Survival Is About Seeing the Future, by G.B.


Humans have the ability to reason. You can look at a situation and take what knowledge you have of it in the present and combined with the history of the situation you can make predictions.

Previously the Fukushima Daiichi nuclear disaster was discussed. A nuclear power plant was essentially breached by a tsunami caused by a massive earthquake. Could this have been predicted? It is not as if Japan has never had an earthquake, or that a tsunami is so rare as to be inconsequential when considering where to build a nuclear facility. Additionally, what types of design features are needed if you consider the worst-case scenario? What is needed in the worst-case scenario to protect the material used for nuclear power? Who failed to assess and then decided on the worst-case.

Think about the people who work at the nuclear facilities in your state or even in your community. You would assume and rightly so, that they are vetted and that someone is looking over their shoulders at all times. You would assume but based on past events, your assumptions may be wrong. Once again, you have to use what knowledge you have now and take what has happened in the past to determine whether there is a possible threat in your community and state and if there is, what precautions you can take. Facts and history are your tools for making informed decisions.

Threat Assessments

Anything can happen at any time to anyone but how likely are some threats, and are there measures that can be taken to prevent or protect you and your family? Unfortunately, you cannot prevent most things from happening; you can only react after the fact.

You cannot possibly prepare for anything and everything, so you have to prepare for the most likely. Generally, preparedness is not disaster specific unless you live in the shadow of a nuclear facility. You have to look at distance, time, and extent. In other words how far away do you live from a site and if it was to fail and there was a meltdown, ask yourself, do you have time to evacuate the area.
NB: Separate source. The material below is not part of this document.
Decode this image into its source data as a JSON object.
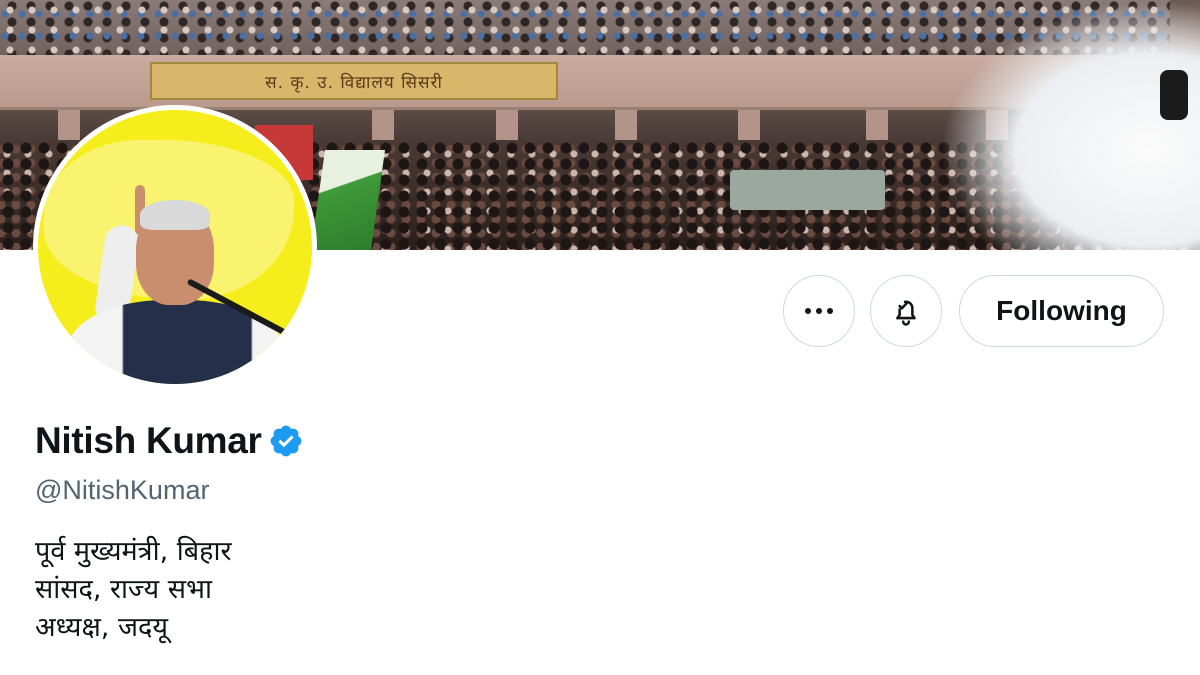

In the short-term, you have to assume the worst so severity should only be assessed after you have evacuated far enough away to where radiation fallout would not be a factor.

Do you live in an earthquake prone area with a reactor close enough to cause a problem if a massive earthquake were to happen? Do you live on the coast where a tsunami would cause problems? Because one can happen essentially at any time from an earthquake hundreds of miles away in the middle of the ocean.

The authorities would never tell you it is a possibility because of the additional costly measures. Citizens are always left wondering until something happens and then there is a history, then comes knowledge and then you can predict what might happen in the future.